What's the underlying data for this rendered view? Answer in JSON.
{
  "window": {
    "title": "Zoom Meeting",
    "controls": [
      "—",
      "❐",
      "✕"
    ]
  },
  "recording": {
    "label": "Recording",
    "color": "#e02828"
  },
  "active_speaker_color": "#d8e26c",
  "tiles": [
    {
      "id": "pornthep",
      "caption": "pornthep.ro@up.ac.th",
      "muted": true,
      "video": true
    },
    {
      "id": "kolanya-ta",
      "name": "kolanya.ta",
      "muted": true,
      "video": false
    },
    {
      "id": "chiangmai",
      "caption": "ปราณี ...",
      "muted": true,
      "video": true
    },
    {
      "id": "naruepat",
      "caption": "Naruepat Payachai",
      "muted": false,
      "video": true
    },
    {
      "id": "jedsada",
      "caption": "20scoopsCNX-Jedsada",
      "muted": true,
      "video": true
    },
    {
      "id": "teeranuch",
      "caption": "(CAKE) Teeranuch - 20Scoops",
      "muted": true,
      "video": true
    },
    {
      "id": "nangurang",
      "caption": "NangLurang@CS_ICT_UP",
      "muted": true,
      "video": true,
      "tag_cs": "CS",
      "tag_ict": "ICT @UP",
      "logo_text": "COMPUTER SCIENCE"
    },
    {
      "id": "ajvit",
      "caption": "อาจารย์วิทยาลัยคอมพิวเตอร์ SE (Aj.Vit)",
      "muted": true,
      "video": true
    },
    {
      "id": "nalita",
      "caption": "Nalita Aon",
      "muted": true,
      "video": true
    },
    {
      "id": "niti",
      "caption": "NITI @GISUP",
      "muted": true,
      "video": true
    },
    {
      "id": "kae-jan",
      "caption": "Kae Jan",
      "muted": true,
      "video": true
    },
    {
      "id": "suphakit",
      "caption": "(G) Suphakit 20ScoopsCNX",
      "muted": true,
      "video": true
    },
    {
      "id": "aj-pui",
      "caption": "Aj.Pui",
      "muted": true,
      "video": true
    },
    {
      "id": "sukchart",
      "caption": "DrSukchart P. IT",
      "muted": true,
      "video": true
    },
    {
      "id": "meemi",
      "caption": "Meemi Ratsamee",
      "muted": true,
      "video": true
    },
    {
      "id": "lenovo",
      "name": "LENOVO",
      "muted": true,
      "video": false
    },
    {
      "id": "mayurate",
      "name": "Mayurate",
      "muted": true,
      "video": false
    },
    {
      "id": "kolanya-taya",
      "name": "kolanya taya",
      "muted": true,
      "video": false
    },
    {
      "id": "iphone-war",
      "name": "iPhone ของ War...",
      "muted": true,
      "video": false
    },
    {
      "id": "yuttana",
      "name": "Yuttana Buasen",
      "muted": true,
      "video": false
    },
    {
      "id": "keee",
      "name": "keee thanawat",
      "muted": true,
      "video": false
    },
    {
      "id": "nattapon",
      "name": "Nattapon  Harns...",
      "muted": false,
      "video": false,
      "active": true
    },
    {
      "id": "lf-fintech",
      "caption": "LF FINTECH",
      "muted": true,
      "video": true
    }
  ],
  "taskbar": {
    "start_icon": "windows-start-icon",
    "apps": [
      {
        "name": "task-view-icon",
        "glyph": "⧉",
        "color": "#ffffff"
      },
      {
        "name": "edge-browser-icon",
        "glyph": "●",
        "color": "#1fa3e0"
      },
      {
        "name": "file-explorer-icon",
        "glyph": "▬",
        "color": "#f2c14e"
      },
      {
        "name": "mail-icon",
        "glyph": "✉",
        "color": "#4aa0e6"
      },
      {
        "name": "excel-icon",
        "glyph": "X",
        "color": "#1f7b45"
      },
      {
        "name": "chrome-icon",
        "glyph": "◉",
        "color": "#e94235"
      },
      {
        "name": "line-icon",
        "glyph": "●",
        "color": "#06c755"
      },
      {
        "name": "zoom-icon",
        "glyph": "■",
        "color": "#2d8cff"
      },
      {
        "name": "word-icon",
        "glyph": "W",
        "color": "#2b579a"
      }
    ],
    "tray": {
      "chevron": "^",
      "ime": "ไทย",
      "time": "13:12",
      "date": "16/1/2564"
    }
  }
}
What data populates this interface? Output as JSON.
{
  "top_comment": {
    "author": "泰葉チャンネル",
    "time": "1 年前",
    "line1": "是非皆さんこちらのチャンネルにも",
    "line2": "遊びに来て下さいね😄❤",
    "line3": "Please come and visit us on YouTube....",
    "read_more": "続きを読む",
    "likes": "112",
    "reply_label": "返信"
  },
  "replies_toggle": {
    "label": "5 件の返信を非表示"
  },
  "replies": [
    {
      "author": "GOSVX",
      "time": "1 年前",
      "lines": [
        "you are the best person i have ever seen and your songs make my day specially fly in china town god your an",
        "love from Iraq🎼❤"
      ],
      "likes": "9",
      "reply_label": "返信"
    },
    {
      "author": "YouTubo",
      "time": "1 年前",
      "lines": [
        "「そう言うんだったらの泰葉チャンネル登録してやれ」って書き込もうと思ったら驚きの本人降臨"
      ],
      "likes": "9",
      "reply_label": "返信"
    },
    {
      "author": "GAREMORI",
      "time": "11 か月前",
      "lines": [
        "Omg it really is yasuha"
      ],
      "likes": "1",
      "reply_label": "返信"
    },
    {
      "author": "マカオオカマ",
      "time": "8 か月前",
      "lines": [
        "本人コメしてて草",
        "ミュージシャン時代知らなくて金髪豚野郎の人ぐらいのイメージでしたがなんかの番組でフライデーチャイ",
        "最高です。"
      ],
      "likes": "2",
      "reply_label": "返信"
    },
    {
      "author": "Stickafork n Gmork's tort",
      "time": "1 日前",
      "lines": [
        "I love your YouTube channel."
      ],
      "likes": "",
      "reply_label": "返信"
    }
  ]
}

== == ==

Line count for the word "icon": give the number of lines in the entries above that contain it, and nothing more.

Output of the exercise: 10